In JVA Enterprises, I, LLC v. Prentice (4D08-4661, 4D08-5013, 4D09-1686), the Fourth District affirmed the trial court's order denying a motion to dismiss for alleged fraud on the court. The court reversed the trial court's order excluding certain evidence and reversed the trial court's decision to award pre-judgment interest.
The facts, as described in the opinion, are that:
The facts, as described in the opinion, are that:
Prentice sued JVA and Enterprise for injuries allegedly suffered in December 2003 and March 2004. He asserted claims for unseaworthiness against Enterprise, maintenance and cure under admiralty law against both of the defendants, and negligence against JVA....
In answers to interrogatories, Prentice denied that he was seeking compensation for exacerbation of any pre-existing injury. He did, however, disclose that he had filed a workers’ compensation claim and a personal injury suit in California in the 1980s.
Prior to Prentice’s deposition, a paralegal at the law firm representing JVA and Enterprise discovered that Prentice’s name and social security number appeared three times in workers’ compensation files in California. At his deposition....Prentice admitted to one prior workers’ compensation claim, but did not remember the other two....
Approximately one month prior to trial, in May of 2008, JVA and Enterprise filed a motion for sanctions, including dismissal, against Prentice for concealing his 1991 injuries.....The trial court denied JVA and Enterprise’s motion for sanctions, finding the temporal distance of the 1991 injury to the 2008 trial to be compelling. In denying the motion, the trial court indicated this might be an appropriate area for cross-examination or impeachment.
The trial court also entered an order stating that the defendants "could not 'bring up this California injury in any way shape, or form during trial'.”
The Fourth District affirmed the trial court's order denying the defendants motion for the sanction of dismissal for fraud on the court.
In Arzuman v. Saud, 843 So. 2d 950, 952 (Fla. 4th DCA 2003), this court held the trial court has the inherent authority, within the exercise of sound judicial discretion, to dismiss an action when a plaintiff has perpetrated a fraud on the court.
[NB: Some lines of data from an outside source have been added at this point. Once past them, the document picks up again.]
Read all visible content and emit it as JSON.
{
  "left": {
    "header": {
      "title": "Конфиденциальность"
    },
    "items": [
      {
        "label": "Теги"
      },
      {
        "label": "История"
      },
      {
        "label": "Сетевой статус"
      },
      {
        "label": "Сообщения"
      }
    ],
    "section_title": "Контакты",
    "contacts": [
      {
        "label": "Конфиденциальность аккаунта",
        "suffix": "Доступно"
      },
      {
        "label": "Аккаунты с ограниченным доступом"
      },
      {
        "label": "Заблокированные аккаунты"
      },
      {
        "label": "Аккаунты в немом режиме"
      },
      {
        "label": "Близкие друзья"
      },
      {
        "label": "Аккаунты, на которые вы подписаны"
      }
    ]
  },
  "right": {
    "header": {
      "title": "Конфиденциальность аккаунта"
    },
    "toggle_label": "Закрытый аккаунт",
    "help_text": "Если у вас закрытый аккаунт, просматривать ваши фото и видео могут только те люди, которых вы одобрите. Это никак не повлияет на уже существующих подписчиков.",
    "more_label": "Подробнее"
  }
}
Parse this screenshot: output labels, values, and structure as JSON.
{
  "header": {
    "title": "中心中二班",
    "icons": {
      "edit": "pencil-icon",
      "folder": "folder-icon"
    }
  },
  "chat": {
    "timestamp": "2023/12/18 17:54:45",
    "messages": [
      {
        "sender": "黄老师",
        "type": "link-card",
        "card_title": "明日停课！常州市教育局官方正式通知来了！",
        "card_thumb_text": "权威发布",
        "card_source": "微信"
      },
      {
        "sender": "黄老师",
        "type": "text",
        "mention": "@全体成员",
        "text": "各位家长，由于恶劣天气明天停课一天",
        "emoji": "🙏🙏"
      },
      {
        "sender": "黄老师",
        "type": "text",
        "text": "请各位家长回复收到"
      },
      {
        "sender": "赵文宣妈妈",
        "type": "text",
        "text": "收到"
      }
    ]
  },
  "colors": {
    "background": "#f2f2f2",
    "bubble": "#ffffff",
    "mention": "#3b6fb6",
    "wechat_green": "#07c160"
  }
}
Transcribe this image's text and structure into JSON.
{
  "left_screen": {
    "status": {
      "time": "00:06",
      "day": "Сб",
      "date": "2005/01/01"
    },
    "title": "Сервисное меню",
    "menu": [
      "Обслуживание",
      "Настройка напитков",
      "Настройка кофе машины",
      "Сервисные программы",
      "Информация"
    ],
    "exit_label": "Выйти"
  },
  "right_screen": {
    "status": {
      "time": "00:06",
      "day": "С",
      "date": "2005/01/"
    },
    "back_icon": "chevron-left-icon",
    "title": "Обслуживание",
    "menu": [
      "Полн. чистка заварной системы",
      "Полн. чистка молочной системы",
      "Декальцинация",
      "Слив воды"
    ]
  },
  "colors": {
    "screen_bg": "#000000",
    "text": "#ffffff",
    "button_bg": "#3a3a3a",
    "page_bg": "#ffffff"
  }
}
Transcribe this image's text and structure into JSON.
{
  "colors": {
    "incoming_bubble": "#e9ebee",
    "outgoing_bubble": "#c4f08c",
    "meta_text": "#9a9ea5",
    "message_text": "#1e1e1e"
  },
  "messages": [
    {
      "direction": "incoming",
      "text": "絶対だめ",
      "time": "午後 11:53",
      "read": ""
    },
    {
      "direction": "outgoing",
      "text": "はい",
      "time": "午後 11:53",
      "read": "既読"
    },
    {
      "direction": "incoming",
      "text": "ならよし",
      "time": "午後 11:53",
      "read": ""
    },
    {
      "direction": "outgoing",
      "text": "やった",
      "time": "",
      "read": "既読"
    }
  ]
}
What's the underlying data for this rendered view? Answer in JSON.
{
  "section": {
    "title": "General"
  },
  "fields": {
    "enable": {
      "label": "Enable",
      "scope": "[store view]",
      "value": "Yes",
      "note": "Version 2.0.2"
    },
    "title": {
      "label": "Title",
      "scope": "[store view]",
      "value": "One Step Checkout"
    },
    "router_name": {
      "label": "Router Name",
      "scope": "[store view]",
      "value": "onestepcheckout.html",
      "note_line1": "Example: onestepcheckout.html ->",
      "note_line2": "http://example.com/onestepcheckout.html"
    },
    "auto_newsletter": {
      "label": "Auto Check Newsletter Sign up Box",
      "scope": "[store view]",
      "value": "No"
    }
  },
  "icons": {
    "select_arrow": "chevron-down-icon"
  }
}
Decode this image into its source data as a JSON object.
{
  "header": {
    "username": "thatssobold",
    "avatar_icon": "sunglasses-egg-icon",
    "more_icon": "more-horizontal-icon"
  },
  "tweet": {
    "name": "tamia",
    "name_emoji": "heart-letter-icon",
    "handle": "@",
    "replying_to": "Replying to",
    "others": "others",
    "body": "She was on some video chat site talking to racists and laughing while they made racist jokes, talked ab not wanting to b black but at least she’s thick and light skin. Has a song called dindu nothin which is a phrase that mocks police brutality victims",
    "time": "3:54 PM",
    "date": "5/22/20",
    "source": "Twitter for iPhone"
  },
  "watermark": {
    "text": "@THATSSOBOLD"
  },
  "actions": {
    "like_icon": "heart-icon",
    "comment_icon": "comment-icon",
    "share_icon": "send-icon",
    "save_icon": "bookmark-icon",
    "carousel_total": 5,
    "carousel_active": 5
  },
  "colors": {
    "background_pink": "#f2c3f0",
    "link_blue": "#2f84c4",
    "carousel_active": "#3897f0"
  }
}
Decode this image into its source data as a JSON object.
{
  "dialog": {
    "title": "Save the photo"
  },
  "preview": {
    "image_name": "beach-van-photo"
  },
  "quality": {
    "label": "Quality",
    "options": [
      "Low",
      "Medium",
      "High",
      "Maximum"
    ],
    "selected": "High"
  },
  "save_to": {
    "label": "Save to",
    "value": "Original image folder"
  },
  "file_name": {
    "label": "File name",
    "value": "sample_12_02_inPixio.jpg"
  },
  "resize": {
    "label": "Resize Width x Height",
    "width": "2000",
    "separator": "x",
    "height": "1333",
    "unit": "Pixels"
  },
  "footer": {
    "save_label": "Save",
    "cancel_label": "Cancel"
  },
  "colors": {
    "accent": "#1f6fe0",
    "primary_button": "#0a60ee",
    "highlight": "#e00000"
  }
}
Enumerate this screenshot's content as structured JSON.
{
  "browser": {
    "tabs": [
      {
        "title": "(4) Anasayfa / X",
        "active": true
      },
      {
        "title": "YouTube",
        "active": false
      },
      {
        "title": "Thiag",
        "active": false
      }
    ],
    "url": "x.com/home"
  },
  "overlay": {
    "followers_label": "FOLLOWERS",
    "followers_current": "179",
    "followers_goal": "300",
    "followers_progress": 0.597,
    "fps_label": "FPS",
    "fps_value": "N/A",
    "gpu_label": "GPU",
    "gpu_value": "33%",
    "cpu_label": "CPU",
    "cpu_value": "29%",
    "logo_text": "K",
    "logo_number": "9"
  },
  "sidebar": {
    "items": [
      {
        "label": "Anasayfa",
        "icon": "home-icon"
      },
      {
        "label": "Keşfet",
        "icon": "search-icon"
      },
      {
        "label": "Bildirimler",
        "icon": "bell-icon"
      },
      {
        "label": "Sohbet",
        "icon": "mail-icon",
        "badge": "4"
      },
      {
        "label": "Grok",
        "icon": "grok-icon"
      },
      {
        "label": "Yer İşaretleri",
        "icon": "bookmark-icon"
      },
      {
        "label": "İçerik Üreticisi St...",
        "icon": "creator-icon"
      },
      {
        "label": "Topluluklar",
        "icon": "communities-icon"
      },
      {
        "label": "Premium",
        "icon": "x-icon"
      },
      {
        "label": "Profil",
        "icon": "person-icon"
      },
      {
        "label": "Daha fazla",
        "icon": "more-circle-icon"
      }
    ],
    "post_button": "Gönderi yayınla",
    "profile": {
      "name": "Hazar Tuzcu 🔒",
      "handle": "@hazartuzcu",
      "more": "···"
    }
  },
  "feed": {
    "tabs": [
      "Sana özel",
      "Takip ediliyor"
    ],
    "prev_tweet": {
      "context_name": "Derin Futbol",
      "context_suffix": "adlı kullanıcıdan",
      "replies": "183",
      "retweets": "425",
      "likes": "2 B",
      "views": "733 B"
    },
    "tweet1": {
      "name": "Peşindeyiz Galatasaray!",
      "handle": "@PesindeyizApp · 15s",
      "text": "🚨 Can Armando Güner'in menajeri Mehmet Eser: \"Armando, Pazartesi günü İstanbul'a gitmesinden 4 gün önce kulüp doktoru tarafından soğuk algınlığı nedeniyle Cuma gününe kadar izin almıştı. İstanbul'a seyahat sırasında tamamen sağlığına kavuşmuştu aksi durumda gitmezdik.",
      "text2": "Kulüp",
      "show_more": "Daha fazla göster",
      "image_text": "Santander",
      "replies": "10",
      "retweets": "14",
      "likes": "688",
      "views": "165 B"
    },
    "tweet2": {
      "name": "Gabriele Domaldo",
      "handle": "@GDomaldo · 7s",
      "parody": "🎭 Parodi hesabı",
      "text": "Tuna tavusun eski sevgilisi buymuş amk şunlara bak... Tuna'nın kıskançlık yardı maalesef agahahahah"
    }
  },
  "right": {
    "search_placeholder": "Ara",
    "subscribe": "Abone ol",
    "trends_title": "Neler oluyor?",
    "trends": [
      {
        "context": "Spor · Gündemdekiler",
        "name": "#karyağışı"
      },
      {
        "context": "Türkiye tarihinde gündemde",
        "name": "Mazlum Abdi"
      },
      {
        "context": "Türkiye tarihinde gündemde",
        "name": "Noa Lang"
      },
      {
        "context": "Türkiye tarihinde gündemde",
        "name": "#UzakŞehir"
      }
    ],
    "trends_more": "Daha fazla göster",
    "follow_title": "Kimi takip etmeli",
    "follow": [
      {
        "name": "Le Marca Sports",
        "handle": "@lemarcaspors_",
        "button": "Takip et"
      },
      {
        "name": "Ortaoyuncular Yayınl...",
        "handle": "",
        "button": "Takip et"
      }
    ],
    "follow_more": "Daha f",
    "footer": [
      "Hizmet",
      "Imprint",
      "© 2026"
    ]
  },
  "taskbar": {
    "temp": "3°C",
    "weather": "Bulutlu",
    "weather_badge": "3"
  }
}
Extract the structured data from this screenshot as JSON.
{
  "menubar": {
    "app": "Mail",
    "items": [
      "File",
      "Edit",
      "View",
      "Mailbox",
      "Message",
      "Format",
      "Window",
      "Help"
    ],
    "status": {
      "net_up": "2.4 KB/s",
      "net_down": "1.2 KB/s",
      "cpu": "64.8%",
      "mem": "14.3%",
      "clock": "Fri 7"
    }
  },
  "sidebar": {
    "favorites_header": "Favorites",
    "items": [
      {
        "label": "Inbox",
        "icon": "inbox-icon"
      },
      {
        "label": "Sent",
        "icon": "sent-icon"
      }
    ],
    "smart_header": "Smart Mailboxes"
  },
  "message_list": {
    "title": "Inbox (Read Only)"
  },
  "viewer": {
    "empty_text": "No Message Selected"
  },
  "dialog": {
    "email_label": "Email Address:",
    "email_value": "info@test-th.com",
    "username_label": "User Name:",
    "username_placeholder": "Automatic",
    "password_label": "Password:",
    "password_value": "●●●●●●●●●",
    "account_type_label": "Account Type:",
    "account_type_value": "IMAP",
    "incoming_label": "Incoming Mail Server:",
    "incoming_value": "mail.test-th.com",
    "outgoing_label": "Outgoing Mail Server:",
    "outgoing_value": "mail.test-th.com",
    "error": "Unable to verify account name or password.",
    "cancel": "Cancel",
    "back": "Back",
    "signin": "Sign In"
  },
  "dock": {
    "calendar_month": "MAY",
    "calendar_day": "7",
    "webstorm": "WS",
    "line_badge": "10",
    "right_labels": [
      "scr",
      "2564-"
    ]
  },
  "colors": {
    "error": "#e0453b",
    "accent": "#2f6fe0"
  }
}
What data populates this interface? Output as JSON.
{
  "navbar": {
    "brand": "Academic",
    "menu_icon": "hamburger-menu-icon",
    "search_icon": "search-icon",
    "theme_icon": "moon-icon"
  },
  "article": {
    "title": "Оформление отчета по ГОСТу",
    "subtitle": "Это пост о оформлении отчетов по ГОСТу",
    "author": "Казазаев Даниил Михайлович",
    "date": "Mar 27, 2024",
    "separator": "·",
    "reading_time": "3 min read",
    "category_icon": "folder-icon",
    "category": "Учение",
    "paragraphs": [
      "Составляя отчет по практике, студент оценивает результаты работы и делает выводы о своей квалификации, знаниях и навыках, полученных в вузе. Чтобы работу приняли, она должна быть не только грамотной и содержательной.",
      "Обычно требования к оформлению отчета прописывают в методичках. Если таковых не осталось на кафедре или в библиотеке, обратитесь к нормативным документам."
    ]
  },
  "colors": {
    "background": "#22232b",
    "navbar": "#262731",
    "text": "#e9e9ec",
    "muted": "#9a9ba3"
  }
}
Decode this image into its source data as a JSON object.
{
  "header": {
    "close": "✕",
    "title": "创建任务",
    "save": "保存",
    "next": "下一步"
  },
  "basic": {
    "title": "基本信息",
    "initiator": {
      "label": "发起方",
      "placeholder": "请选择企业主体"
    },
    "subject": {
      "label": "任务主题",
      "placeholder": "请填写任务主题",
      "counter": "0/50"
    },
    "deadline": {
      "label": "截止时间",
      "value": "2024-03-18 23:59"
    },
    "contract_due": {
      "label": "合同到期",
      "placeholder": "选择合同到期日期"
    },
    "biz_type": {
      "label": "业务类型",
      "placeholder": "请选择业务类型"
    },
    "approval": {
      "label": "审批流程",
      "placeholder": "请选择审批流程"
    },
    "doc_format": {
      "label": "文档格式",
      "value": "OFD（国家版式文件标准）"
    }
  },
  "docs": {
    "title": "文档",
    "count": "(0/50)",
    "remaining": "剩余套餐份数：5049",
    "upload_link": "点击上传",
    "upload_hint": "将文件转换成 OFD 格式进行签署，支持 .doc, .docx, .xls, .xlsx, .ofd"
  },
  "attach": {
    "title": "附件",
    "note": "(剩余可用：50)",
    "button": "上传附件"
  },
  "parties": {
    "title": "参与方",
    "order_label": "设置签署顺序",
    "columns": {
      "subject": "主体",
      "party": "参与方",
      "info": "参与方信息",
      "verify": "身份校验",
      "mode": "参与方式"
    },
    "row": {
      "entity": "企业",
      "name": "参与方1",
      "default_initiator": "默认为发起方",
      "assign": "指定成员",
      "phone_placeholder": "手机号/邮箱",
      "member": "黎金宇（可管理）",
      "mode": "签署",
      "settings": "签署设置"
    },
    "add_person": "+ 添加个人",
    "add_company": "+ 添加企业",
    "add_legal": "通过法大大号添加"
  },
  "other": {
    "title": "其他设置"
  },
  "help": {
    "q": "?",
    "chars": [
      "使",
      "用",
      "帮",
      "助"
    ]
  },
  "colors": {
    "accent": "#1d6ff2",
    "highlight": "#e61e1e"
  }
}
The requisite fraud on the court occurs where “it can be demonstrated, clearly and convincingly, that a party has sentiently set in motion some unconscionable scheme calculated to interfere with the judicial system’s ability impartially to adjudicate a matter by improperly influencing the trier of fact or unfairly hampering the presentation of the opposing party’s claim or defense.” Id. (quoting Aoude v. Mobil Oil Corp., 892 F.2d 1115, 1118 (1st Cir. 1989)). “Because ‘dismissal sounds the death knell of the lawsuit,’ courts must reserve such strong medicine for instances where the defaulting party’s misconduct is correspondingly egregious.’” Arzuman, 843 So. 2d at 952 (citations omitted). While a trial court has discretion to dismiss an action for fraud on the court, it should exercise this severe sanction “only in extreme circumstances.” Id.
When imposing this harshest of sanctions, trial courts should weigh the “policy favoring adjudication on the merits” with the need to “maintain the integrity of the judicial system.” Id.; Bass v. City of Pembroke Pines, 991 So. 2d 1008, 1011 (Fla. 4th DCA 2008). While it appears Prentice may have a selective memory regarding his medical history, the issue is not whether any member of this panel would make the same decision as the trial judge given the facts of this case. Bass, 991 So. 2d at 1011. The ultimate question is “whether reasonable minds could differ as to the propriety of that decision.” Id. We find that reasonable minds could differ under the facts of this case....
As noted by the court in Bologna v. Schlanger, 995 So. 2d 526, 529 (Fla. 5th DCA 2008), rev. denied, 7 So. 3d 1098 (Fla. 2009), in reversing a dismissal for alleged fraud, the fact that the plaintiff’s answers to interrogatories were adequate for the defense to learn of her treatment for back pain prior to her deposition, was “relevant to whether there existed a scheme to defraud.”
The court reversed the trial court's order excluding the evidence of the prior injury from the trial. The court stated "A plaintiff may properly be cross-examined as to his previous injuries, physical condition, claims or actions for injuries similar to those constituting the basis for the present action for the purpose of showing that his present physical condition is not the result of the injury presently sued for, but was caused wholly or partially by an earlier injury or pre-existing condition." The court also noted that the defendant was clearly prejudiced by the exclusion because the plaintiff's attorney used the lack of evidence to his advantage. The court stated that "Case law indicates it is improper for a lawyer, who has successfully excluded evidence, to seek an advantage before the jury because the evidence was not presented."